The Smite World Championship is taking place in a few months, and the prize pool is getting bigger and bigger.
The Smite World Championship will kick off in Atlanta on 9 January 2015, and on that day, eight teams will be fighting it out for a prize that’s currently sat on $1,010,626 USD. There are two North American teams, two European teams, two Chinese teams, one Brazilian team, and one Hispanoamerican team.
The tournament will start off as two groups of four teams partaking in a round-robin tournament, with the top two from each group advancing to a single elimination bracket. This’ll result in a best-of-three semi-final, and then a best-of-five final. The whole thing will be streamed on Twitch, and naturally, you can go to Cobb Energy Performing Arts Centre to watch live. $50 will net you a standard ticket (which still contains some nifty bonuses), while $200 will get you a LEGENDARY PASS, which gets you an invite to the VIP party and some exclusive seating for the matches.
The prize pool itself is growing in much the same way as Dota 2‘s The International prize pool – players can buy in-game Odyssey items which will contribute to the prize pool and earn players some nifty rewards. As such, I’d be surprised if it stays at $1 mil.
If nothing else, this proves that eSports is definitely a growing thing. Prize pools are getting bigger for every game, so there’s clearly some serious interest in this sort of thing. $1 mil doesn’t come close to the sort of money that more conventional professional sports teams play for, but it’s a hell of a lot better than we were getting even five years ago.
You can read more about the Smite World Championship over here.Related to this article

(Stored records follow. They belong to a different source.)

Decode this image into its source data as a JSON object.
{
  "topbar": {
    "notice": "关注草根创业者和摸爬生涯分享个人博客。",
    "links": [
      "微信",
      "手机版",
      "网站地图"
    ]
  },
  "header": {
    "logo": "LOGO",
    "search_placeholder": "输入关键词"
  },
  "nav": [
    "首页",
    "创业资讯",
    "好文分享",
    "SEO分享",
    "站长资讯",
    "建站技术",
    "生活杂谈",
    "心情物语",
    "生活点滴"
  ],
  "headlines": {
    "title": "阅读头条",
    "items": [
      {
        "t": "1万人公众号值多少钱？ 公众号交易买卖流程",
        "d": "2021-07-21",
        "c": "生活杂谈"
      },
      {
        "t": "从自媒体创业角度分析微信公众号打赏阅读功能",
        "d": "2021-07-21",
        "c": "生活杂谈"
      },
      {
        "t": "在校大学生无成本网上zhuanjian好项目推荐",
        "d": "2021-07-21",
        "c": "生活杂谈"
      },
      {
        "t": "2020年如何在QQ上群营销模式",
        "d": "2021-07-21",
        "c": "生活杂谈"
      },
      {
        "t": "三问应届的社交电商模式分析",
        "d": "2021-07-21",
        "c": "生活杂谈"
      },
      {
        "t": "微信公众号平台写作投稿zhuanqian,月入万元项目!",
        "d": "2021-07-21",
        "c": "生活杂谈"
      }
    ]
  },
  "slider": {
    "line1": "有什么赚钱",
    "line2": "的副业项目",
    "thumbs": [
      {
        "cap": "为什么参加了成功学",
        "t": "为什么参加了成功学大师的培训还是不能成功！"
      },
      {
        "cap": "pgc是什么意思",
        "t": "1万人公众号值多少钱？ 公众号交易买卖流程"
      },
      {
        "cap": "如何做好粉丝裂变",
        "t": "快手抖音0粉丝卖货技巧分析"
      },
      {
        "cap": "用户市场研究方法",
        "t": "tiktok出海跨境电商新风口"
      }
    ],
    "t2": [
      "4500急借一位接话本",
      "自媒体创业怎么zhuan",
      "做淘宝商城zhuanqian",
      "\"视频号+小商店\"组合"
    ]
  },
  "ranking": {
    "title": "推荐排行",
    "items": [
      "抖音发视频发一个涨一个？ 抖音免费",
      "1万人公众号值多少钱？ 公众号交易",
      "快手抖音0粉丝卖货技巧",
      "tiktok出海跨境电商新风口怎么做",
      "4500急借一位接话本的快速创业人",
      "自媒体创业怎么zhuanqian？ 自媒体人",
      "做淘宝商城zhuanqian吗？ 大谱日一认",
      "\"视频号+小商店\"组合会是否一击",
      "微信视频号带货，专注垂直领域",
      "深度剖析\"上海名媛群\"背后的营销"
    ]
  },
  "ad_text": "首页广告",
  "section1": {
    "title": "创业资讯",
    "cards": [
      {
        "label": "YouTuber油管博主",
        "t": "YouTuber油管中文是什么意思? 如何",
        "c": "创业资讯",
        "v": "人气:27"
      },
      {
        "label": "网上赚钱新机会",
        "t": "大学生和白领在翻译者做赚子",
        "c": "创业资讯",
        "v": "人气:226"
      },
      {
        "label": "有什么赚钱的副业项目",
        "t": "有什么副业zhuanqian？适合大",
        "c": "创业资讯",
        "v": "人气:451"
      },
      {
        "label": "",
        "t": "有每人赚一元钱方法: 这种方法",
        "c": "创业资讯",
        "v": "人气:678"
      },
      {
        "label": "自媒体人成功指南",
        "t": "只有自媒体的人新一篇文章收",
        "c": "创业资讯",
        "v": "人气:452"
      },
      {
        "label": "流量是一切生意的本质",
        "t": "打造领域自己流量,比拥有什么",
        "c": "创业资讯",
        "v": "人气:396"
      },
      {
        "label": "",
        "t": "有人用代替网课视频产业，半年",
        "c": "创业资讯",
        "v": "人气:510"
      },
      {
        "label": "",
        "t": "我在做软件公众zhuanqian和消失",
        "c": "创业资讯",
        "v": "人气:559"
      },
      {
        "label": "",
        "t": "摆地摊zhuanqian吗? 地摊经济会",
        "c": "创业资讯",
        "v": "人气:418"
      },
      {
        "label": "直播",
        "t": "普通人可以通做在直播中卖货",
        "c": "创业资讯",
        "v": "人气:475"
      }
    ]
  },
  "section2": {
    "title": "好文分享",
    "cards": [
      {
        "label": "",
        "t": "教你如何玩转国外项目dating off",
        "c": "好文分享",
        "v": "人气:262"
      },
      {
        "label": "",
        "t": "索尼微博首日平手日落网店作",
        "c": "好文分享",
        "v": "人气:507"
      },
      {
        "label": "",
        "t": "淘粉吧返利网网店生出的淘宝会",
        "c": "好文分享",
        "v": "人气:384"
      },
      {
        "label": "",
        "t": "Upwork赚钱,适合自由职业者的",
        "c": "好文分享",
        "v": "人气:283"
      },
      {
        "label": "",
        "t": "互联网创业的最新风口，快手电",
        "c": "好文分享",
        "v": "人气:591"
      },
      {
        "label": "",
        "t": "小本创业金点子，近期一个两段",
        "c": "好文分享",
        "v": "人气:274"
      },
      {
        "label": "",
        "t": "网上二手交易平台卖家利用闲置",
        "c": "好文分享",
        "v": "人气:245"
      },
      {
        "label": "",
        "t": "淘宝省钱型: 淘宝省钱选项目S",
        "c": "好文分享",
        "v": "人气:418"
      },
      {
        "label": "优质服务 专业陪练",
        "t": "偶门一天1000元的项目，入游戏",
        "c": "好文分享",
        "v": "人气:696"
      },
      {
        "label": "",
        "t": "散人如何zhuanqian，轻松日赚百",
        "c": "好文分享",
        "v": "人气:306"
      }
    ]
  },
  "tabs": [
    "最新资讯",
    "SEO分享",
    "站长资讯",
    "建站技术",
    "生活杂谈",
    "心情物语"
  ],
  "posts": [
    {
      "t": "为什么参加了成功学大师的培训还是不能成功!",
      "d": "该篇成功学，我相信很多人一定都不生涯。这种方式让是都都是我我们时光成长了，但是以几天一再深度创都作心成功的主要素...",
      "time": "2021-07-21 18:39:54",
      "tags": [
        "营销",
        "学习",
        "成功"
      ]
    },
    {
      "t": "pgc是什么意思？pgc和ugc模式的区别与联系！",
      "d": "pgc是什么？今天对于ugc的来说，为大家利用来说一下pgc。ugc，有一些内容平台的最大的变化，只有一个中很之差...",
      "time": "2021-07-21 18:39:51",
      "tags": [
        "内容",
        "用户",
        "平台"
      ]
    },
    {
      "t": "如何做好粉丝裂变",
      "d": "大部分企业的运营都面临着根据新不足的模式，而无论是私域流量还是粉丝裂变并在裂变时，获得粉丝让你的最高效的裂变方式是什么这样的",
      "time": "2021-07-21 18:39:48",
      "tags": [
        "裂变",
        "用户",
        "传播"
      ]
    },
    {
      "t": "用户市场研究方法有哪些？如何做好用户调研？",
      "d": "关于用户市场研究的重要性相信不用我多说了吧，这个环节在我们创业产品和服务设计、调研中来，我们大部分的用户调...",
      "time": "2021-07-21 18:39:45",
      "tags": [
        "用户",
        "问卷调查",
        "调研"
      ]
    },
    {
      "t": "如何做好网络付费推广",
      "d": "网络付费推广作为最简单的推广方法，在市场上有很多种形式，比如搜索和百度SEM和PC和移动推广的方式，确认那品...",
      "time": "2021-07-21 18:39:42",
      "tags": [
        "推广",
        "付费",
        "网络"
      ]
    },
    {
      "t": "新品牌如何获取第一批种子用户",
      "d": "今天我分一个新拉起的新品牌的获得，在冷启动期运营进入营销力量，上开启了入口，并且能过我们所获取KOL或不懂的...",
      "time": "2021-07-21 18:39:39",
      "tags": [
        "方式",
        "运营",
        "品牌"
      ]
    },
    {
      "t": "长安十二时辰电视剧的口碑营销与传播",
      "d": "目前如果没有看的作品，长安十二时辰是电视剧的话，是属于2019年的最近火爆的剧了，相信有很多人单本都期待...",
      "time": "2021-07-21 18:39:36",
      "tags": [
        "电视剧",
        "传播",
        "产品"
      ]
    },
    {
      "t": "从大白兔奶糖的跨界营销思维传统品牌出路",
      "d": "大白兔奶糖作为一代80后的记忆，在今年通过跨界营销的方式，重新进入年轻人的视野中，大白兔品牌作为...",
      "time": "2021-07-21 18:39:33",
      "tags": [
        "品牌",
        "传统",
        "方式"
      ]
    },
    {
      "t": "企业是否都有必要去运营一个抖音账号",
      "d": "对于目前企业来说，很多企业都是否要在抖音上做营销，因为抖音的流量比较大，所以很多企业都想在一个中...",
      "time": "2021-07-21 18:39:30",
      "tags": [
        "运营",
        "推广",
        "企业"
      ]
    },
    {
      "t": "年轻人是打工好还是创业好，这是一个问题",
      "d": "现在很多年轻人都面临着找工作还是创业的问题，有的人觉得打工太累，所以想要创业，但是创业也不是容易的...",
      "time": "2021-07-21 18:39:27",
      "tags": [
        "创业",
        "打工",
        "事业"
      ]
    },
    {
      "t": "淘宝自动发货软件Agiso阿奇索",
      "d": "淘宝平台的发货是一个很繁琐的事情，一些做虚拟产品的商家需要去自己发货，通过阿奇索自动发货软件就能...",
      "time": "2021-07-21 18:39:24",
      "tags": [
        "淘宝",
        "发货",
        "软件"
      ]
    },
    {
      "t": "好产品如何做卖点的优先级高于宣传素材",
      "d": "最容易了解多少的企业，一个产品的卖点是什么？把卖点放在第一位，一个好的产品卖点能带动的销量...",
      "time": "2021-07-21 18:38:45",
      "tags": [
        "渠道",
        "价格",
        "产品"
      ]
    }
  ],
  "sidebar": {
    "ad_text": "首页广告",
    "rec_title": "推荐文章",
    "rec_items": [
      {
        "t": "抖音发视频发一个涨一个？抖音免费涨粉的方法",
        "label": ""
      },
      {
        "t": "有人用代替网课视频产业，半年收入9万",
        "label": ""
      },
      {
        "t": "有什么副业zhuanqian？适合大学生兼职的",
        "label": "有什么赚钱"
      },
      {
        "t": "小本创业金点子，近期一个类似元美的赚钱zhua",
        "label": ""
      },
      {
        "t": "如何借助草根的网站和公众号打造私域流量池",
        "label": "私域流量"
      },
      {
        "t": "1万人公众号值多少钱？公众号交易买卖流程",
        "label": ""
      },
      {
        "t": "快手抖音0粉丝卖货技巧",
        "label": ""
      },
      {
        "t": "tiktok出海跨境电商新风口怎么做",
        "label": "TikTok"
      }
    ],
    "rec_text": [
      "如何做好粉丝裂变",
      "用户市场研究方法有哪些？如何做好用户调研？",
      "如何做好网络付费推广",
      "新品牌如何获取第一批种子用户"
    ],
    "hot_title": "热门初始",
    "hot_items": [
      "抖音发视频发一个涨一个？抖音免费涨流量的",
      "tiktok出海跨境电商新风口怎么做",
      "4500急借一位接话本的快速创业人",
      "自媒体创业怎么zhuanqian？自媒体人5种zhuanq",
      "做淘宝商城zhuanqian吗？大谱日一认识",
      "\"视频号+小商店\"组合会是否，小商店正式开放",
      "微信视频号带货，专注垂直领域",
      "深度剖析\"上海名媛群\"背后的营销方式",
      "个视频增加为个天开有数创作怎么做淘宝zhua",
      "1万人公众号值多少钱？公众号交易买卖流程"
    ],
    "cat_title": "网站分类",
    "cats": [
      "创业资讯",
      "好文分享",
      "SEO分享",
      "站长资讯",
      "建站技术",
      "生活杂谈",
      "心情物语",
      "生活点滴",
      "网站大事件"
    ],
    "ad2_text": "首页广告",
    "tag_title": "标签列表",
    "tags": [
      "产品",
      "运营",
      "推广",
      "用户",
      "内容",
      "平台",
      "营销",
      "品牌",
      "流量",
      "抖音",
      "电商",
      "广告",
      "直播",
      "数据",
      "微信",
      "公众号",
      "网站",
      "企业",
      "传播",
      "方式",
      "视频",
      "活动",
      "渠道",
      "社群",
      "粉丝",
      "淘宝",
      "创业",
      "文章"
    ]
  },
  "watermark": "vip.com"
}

Tim has been playing PC games for longer than he’s willing to admit. He’s written for a number of publications, but has been with PC Invasion – in all its various incarnations – for over a decade. When not writing things about games, Tim can occasionally be found speedrunning some really terrible ones, making people angry in Dota 2, or playing something obscure and random. He’s also weirdly proud of his status as (probably) the Isle of Man’s only professional games journalist.